The best deals, measured by leases and the cost of becoming a landlord, are in Memphis, Tennessee, Saginaw, Michigan and Toledo, Ohio, according to a report today by RealtyTrac, a real estate data provider.
“In a lot of markets across the country, there are still some good opportunities to buy rentals,” Daren Blomquist, vice president of Irvine, California-based RealtyTrac, said in a telephone interview. “You may just have to look a little bit harder.”
Margins are shrinking fast in Phoenix, Atlanta and Las Vegas, as low mortgage rates fuel price increases and buyers from private equity firms compete for limited inventory. Blackstone Group LP, the world’s largest private equity firm, has spent $3.5 billion on 20,000 single-family homes, and Thomas Barrack’s Colony Capital LLC has raised $2.2 billion for rentals. In Memphis, a three-bedroom home generates a 10.4 percent annual return on investment compared with 8.8 percent in Phoenix, 9.7 percent in Atlanta and 9.9 percent in Las Vegas, according to the RealtyTrac report.
Prices of existing homes jumped 20.8 percent in Phoenix and 12.4 percent in Atlanta in the year through February, CoreLogic Inc., a real estate information service based in Irvine, California, reported yesterday. That compares with a 10.2 percent U.S. price increase during the period, the biggest year- over-year gain since March 2006, as the Federal Reserve pushed mortgage rates to record lows, potential homebuyers improved their credit scores to better obtain loans, and the pace of foreclosures slowed.
Rents on single-family homes fell 1.9 percent in Las Vegas in the year through March, while rising just 0.3 percent in Phoenix and 0.8 percent in Atlanta, according to Trulia Inc., a San Francisco-based online real estate information service. U.S. rents rose 2.4 percent year-over-year through March, according to Trulia. The gain was just 0.1 percent for single-family home rents as apartment rates climbed 2.9 percent.
“The supply of single-family rentals has now caught up to meet demand,” Trulia Chief Economist Jed Kolko said in a telephone interview from San Francisco. “For those who’d been counting on appreciating rents to justify that investment in homes, in many markets, that’s over.”
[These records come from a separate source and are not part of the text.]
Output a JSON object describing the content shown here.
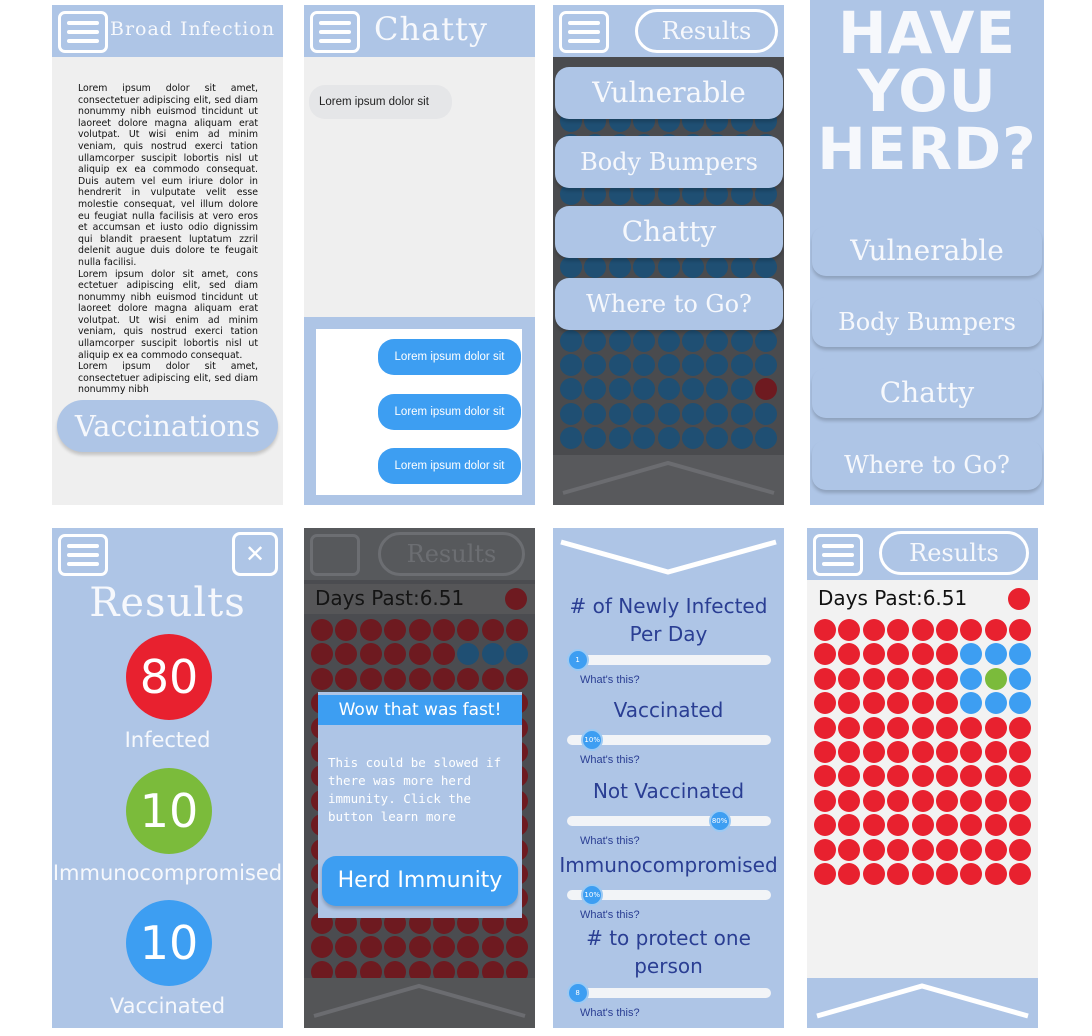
{
  "panel1": {
    "title": "Broad Infection",
    "paragraphs": [
      "Lorem ipsum dolor sit amet, consectetuer adipiscing elit, sed diam nonummy nibh euismod tincidunt ut laoreet dolore magna aliquam erat volutpat. Ut wisi enim ad minim veniam, quis nostrud exerci tation ullamcorper suscipit lobortis nisl ut aliquip ex ea commodo consequat. Duis autem vel eum iriure dolor in hendrerit in vulputate velit esse molestie consequat, vel illum dolore eu feugiat nulla facilisis at vero eros et accumsan et iusto odio dignissim qui blandit praesent luptatum zzril delenit augue duis dolore te feugait nulla facilisi.",
      "Lorem ipsum dolor sit amet, cons ectetuer adipiscing elit, sed diam nonummy nibh euismod tincidunt ut laoreet dolore magna aliquam erat volutpat. Ut wisi enim ad minim veniam, quis nostrud exerci tation ullamcorper suscipit lobortis nisl ut aliquip ex ea commodo consequat.",
      "Lorem ipsum dolor sit amet, consectetuer adipiscing elit, sed diam nonummy nibh"
    ],
    "button": "Vaccinations"
  },
  "panel2": {
    "title": "Chatty",
    "incoming": "Lorem ipsum dolor sit",
    "outgoing": [
      "Lorem ipsum dolor sit",
      "Lorem ipsum dolor sit",
      "Lorem ipsum dolor sit"
    ]
  },
  "panel3": {
    "results_button": "Results",
    "menu_items": [
      "Vulnerable",
      "Body Bumpers",
      "Chatty",
      "Where to Go?"
    ]
  },
  "panel4": {
    "heading_lines": [
      "HAVE",
      "YOU",
      "HERD?"
    ],
    "menu_items": [
      "Vulnerable",
      "Body Bumpers",
      "Chatty",
      "Where to Go?"
    ]
  },
  "panel5": {
    "close_glyph": "✕",
    "title": "Results",
    "stats": [
      {
        "value": "80",
        "label": "Infected",
        "color": "#e8212f"
      },
      {
        "value": "10",
        "label": "Immunocompromised",
        "color": "#7bbb3b"
      },
      {
        "value": "10",
        "label": "Vaccinated",
        "color": "#3d9ef2"
      }
    ]
  },
  "panel6": {
    "results_button": "Results",
    "days_label": "Days Past:6.51",
    "popup_title": "Wow that was fast!",
    "popup_text": "This could be slowed if there was more herd immunity. Click the button learn more",
    "popup_button": "Herd Immunity"
  },
  "panel7": {
    "sliders": [
      {
        "title": "# of Newly Infected Per Day",
        "value": "1",
        "level": 0.02
      },
      {
        "title": "Vaccinated",
        "value": "10%",
        "level": 0.1
      },
      {
        "title": "Not Vaccinated",
        "value": "80%",
        "level": 0.8
      },
      {
        "title": "Immunocompromised",
        "value": "10%",
        "level": 0.1
      },
      {
        "title": "# to protect one person",
        "value": "8",
        "level": 0.02
      }
    ],
    "help_text": "What's this?"
  },
  "panel8": {
    "results_button": "Results",
    "days_label": "Days Past:6.51"
  },
  "colors": {
    "accent": "#aec5e6",
    "infected": "#e8212f",
    "vaccinated": "#3d9ef2",
    "immunocompromised": "#7bbb3b",
    "slider_text": "#2a3e93"
  }
}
Jon Grabowski, president of Precise Associates Inc., a single-family investor based in Detroit, said he’s been selling homes in Florida, Phoenix and Atlanta while buying in Nashville, Tennessee; Indianapolis, Indiana; and Raleigh and Charlotte, North Carolina.